Can you give all the records again without altering a single character?

━━ MATERIAL PROVIDED ━━

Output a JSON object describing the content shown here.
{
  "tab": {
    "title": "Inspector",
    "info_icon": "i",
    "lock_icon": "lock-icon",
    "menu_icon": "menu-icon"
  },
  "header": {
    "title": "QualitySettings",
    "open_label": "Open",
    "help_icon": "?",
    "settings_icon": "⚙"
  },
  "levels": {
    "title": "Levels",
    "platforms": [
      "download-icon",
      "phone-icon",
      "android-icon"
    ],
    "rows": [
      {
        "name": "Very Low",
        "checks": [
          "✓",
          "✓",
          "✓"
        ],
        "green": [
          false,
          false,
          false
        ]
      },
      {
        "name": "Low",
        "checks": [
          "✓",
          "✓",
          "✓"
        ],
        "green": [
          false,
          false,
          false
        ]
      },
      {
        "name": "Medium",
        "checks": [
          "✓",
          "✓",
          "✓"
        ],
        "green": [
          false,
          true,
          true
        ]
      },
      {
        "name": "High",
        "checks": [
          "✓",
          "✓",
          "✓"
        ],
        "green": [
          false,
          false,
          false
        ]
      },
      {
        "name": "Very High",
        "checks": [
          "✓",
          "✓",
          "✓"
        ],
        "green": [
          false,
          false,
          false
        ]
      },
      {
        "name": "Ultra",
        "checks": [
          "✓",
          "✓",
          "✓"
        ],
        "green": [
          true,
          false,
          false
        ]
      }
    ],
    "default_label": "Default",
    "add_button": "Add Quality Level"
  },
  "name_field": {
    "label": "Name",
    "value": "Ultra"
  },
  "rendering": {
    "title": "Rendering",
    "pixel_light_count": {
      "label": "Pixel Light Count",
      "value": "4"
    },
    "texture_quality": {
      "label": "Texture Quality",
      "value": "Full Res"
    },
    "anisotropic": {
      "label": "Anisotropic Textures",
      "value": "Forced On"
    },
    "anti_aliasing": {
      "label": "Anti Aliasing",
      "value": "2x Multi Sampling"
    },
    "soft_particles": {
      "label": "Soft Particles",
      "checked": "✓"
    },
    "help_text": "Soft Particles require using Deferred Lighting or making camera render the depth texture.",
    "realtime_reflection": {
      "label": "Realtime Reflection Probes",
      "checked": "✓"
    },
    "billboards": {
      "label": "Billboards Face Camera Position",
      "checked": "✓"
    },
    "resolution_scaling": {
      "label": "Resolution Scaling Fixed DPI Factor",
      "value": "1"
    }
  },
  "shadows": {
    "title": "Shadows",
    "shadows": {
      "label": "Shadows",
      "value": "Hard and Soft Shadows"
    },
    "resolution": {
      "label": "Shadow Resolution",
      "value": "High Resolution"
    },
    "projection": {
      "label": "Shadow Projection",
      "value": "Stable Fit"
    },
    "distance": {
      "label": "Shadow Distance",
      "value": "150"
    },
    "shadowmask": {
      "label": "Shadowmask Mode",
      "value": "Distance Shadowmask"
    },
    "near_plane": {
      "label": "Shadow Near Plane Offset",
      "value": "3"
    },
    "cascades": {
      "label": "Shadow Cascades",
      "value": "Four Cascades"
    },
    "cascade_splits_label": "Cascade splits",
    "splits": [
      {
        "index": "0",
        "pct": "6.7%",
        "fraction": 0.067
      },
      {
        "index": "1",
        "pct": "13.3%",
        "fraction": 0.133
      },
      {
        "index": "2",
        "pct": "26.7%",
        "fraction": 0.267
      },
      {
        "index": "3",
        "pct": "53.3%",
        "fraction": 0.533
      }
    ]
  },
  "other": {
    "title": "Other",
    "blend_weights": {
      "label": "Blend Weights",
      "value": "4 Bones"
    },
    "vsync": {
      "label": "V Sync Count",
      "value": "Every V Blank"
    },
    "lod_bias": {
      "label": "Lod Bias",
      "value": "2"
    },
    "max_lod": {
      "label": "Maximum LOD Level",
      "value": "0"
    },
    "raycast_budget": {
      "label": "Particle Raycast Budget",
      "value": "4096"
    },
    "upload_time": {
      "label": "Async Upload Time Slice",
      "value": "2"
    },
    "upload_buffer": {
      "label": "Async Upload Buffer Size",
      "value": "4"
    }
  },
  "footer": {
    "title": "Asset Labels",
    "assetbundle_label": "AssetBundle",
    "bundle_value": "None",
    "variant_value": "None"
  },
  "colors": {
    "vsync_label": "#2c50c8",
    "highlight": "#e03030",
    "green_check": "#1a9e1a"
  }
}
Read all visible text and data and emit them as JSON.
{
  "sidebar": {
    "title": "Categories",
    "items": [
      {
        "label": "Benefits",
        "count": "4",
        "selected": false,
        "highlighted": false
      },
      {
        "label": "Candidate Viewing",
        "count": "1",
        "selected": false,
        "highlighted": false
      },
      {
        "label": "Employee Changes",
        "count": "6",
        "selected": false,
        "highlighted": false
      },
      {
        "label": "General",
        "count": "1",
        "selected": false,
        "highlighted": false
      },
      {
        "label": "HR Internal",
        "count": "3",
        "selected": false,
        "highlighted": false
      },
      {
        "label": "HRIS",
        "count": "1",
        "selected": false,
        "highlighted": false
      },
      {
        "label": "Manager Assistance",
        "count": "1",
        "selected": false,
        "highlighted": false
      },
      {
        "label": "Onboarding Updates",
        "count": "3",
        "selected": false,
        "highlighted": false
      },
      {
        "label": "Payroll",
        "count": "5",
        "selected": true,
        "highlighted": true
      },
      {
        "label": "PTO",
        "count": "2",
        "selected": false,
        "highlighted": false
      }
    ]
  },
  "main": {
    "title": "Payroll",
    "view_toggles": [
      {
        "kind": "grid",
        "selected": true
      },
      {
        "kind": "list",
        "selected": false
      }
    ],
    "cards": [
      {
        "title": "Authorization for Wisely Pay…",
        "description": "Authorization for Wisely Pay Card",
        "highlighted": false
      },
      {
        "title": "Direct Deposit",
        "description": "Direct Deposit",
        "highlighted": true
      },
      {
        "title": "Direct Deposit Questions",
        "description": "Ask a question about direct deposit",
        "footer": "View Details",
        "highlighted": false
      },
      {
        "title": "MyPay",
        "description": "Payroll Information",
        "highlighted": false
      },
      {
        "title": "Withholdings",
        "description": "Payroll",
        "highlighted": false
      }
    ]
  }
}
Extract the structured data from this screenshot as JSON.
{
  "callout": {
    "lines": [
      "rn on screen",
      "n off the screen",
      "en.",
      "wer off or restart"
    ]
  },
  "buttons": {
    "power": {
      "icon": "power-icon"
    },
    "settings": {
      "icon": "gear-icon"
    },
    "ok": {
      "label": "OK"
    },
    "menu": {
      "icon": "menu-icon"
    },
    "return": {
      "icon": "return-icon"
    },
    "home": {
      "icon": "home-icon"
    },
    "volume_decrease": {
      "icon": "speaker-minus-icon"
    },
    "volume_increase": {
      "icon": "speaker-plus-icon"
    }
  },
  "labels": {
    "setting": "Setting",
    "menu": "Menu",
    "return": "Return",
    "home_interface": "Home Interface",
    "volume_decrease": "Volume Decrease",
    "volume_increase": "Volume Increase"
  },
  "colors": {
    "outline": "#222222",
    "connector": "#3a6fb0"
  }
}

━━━

[REPLY TO THE EXERCISE]
Output a JSON object describing the content shown here.
{
  "tab": {
    "title": "Inspector",
    "info_icon": "i",
    "lock_icon": "lock-icon",
    "menu_icon": "menu-icon"
  },
  "header": {
    "title": "QualitySettings",
    "open_label": "Open",
    "help_icon": "?",
    "settings_icon": "⚙"
  },
  "levels": {
    "title": "Levels",
    "platforms": [
      "download-icon",
      "phone-icon",
      "android-icon"
    ],
    "rows": [
      {
        "name": "Very Low",
        "checks": [
          "✓",
          "✓",
          "✓"
        ],
        "green": [
          false,
          false,
          false
        ]
      },
      {
        "name": "Low",
        "checks": [
          "✓",
          "✓",
          "✓"
        ],
        "green": [
          false,
          false,
          false
        ]
      },
      {
        "name": "Medium",
        "checks": [
          "✓",
          "✓",
          "✓"
        ],
        "green": [
          false,
          true,
          true
        ]
      },
      {
        "name": "High",
        "checks": [
          "✓",
          "✓",
          "✓"
        ],
        "green": [
          false,
          false,
          false
        ]
      },
      {
        "name": "Very High",
        "checks": [
          "✓",
          "✓",
          "✓"
        ],
        "green": [
          false,
          false,
          false
        ]
      },
      {
        "name": "Ultra",
        "checks": [
          "✓",
          "✓",
          "✓"
        ],
        "green": [
          true,
          false,
          false
        ]
      }
    ],
    "default_label": "Default",
    "add_button": "Add Quality Level"
  },
  "name_field": {
    "label": "Name",
    "value": "Ultra"
  },
  "rendering": {
    "title": "Rendering",
    "pixel_light_count": {
      "label": "Pixel Light Count",
      "value": "4"
    },
    "texture_quality": {
      "label": "Texture Quality",
      "value": "Full Res"
    },
    "anisotropic": {
      "label": "Anisotropic Textures",
      "value": "Forced On"
    },
    "anti_aliasing": {
      "label": "Anti Aliasing",
      "value": "2x Multi Sampling"
    },
    "soft_particles": {
      "label": "Soft Particles",
      "checked": "✓"
    },
    "help_text": "Soft Particles require using Deferred Lighting or making camera render the depth texture.",
    "realtime_reflection": {
      "label": "Realtime Reflection Probes",
      "checked": "✓"
    },
    "billboards": {
      "label": "Billboards Face Camera Position",
      "checked": "✓"
    },
    "resolution_scaling": {
      "label": "Resolution Scaling Fixed DPI Factor",
      "value": "1"
    }
  },
  "shadows": {
    "title": "Shadows",
    "shadows": {
      "label": "Shadows",
      "value": "Hard and Soft Shadows"
    },
    "resolution": {
      "label": "Shadow Resolution",
      "value": "High Resolution"
    },
    "projection": {
      "label": "Shadow Projection",
      "value": "Stable Fit"
    },
    "distance": {
      "label": "Shadow Distance",
      "value": "150"
    },
    "shadowmask": {
      "label": "Shadowmask Mode",
      "value": "Distance Shadowmask"
    },
    "near_plane": {
      "label": "Shadow Near Plane Offset",
      "value": "3"
    },
    "cascades": {
      "label": "Shadow Cascades",
      "value": "Four Cascades"
    },
    "cascade_splits_label": "Cascade splits",
    "splits": [
      {
        "index": "0",
        "pct": "6.7%",
        "fraction": 0.067
      },
      {
        "index": "1",
        "pct": "13.3%",
        "fraction": 0.133
      },
      {
        "index": "2",
        "pct": "26.7%",
        "fraction": 0.267
      },
      {
        "index": "3",
        "pct": "53.3%",
        "fraction": 0.533
      }
    ]
  },
  "other": {
    "title": "Other",
    "blend_weights": {
      "label": "Blend Weights",
      "value": "4 Bones"
    },
    "vsync": {
      "label": "V Sync Count",
      "value": "Every V Blank"
    },
    "lod_bias": {
      "label": "Lod Bias",
      "value": "2"
    },
    "max_lod": {
      "label": "Maximum LOD Level",
      "value": "0"
    },
    "raycast_budget": {
      "label": "Particle Raycast Budget",
      "value": "4096"
    },
    "upload_time": {
      "label": "Async Upload Time Slice",
      "value": "2"
    },
    "upload_buffer": {
      "label": "Async Upload Buffer Size",
      "value": "4"
    }
  },
  "footer": {
    "title": "Asset Labels",
    "assetbundle_label": "AssetBundle",
    "bundle_value": "None",
    "variant_value": "None"
  },
  "colors": {
    "vsync_label": "#2c50c8",
    "highlight": "#e03030",
    "green_check": "#1a9e1a"
  }
}
Read all visible text and data and emit them as JSON.
{
  "sidebar": {
    "title": "Categories",
    "items": [
      {
        "label": "Benefits",
        "count": "4",
        "selected": false,
        "highlighted": false
      },
      {
        "label": "Candidate Viewing",
        "count": "1",
        "selected": false,
        "highlighted": false
      },
      {
        "label": "Employee Changes",
        "count": "6",
        "selected": false,
        "highlighted": false
      },
      {
        "label": "General",
        "count": "1",
        "selected": false,
        "highlighted": false
      },
      {
        "label": "HR Internal",
        "count": "3",
        "selected": false,
        "highlighted": false
      },
      {
        "label": "HRIS",
        "count": "1",
        "selected": false,
        "highlighted": false
      },
      {
        "label": "Manager Assistance",
        "count": "1",
        "selected": false,
        "highlighted": false
      },
      {
        "label": "Onboarding Updates",
        "count": "3",
        "selected": false,
        "highlighted": false
      },
      {
        "label": "Payroll",
        "count": "5",
        "selected": true,
        "highlighted": true
      },
      {
        "label": "PTO",
        "count": "2",
        "selected": false,
        "highlighted": false
      }
    ]
  },
  "main": {
    "title": "Payroll",
    "view_toggles": [
      {
        "kind": "grid",
        "selected": true
      },
      {
        "kind": "list",
        "selected": false
      }
    ],
    "cards": [
      {
        "title": "Authorization for Wisely Pay…",
        "description": "Authorization for Wisely Pay Card",
        "highlighted": false
      },
      {
        "title": "Direct Deposit",
        "description": "Direct Deposit",
        "highlighted": true
      },
      {
        "title": "Direct Deposit Questions",
        "description": "Ask a question about direct deposit",
        "footer": "View Details",
        "highlighted": false
      },
      {
        "title": "MyPay",
        "description": "Payroll Information",
        "highlighted": false
      },
      {
        "title": "Withholdings",
        "description": "Payroll",
        "highlighted": false
      }
    ]
  }
}
Extract the structured data from this screenshot as JSON.
{
  "callout": {
    "lines": [
      "rn on screen",
      "n off the screen",
      "en.",
      "wer off or restart"
    ]
  },
  "buttons": {
    "power": {
      "icon": "power-icon"
    },
    "settings": {
      "icon": "gear-icon"
    },
    "ok": {
      "label": "OK"
    },
    "menu": {
      "icon": "menu-icon"
    },
    "return": {
      "icon": "return-icon"
    },
    "home": {
      "icon": "home-icon"
    },
    "volume_decrease": {
      "icon": "speaker-minus-icon"
    },
    "volume_increase": {
      "icon": "speaker-plus-icon"
    }
  },
  "labels": {
    "setting": "Setting",
    "menu": "Menu",
    "return": "Return",
    "home_interface": "Home Interface",
    "volume_decrease": "Volume Decrease",
    "volume_increase": "Volume Increase"
  },
  "colors": {
    "outline": "#222222",
    "connector": "#3a6fb0"
  }
}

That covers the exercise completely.